Copy out each line featuring the string "icon" from the entries beneath.

*** Data section ***

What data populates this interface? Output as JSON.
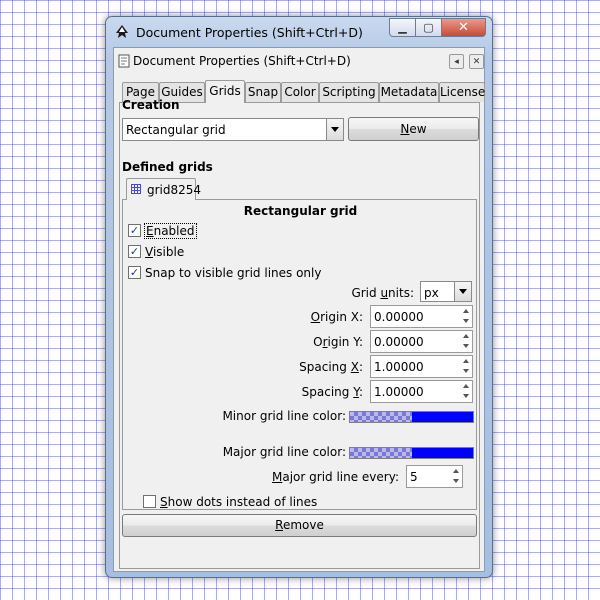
{
  "window": {
    "title": "Document Properties (Shift+Ctrl+D)",
    "minimize_icon": "minimize-icon",
    "maximize_icon": "maximize-icon",
    "close_icon": "close-icon"
  },
  "panel": {
    "title": "Document Properties (Shift+Ctrl+D)",
    "undock_icon": "undock-icon",
    "close_icon": "close-icon"
  },
  "tabs": [
    {
      "label": "Page"
    },
    {
      "label": "Guides"
    },
    {
      "label": "Grids",
      "active": true
    },
    {
      "label": "Snap"
    },
    {
      "label": "Color"
    },
    {
      "label": "Scripting"
    },
    {
      "label": "Metadata"
    },
    {
      "label": "License"
    }
  ],
  "creation": {
    "heading": "Creation",
    "grid_type": "Rectangular grid",
    "new_button": {
      "pre": "",
      "mnemonic": "N",
      "post": "ew"
    }
  },
  "defined_grids": {
    "heading": "Defined grids",
    "grid_tab": "grid8254",
    "grid_heading": "Rectangular grid",
    "enabled": {
      "mnemonic": "E",
      "rest": "nabled",
      "checked": true
    },
    "visible": {
      "mnemonic": "V",
      "rest": "isible",
      "checked": true
    },
    "snap_visible": {
      "label": "Snap to visible grid lines only",
      "checked": true
    },
    "grid_units": {
      "pre": "Grid ",
      "mnemonic": "u",
      "post": "nits:",
      "value": "px"
    },
    "origin_x": {
      "pre": "",
      "mnemonic": "O",
      "post": "rigin X:",
      "value": "0.00000"
    },
    "origin_y": {
      "pre": "O",
      "mnemonic": "r",
      "post": "igin Y:",
      "value": "0.00000"
    },
    "spacing_x": {
      "pre": "Spacing ",
      "mnemonic": "X",
      "post": ":",
      "value": "1.00000"
    },
    "spacing_y": {
      "pre": "Spacing ",
      "mnemonic": "Y",
      "post": ":",
      "value": "1.00000"
    },
    "minor_color": {
      "label": "Minor grid line color:",
      "color": "#0000ff"
    },
    "major_color": {
      "label": "Major grid line color:",
      "color": "#0000ff"
    },
    "major_every": {
      "pre": "",
      "mnemonic": "M",
      "post": "ajor grid line every:",
      "value": "5"
    },
    "show_dots": {
      "mnemonic": "S",
      "rest": "how dots instead of lines",
      "checked": false
    }
  },
  "remove_button": {
    "mnemonic": "R",
    "rest": "emove"
  }
}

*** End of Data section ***

## Exercise result:
    "minimize_icon": "minimize-icon",
    "maximize_icon": "maximize-icon",
    "close_icon": "close-icon"
    "undock_icon": "undock-icon",
    "close_icon": "close-icon"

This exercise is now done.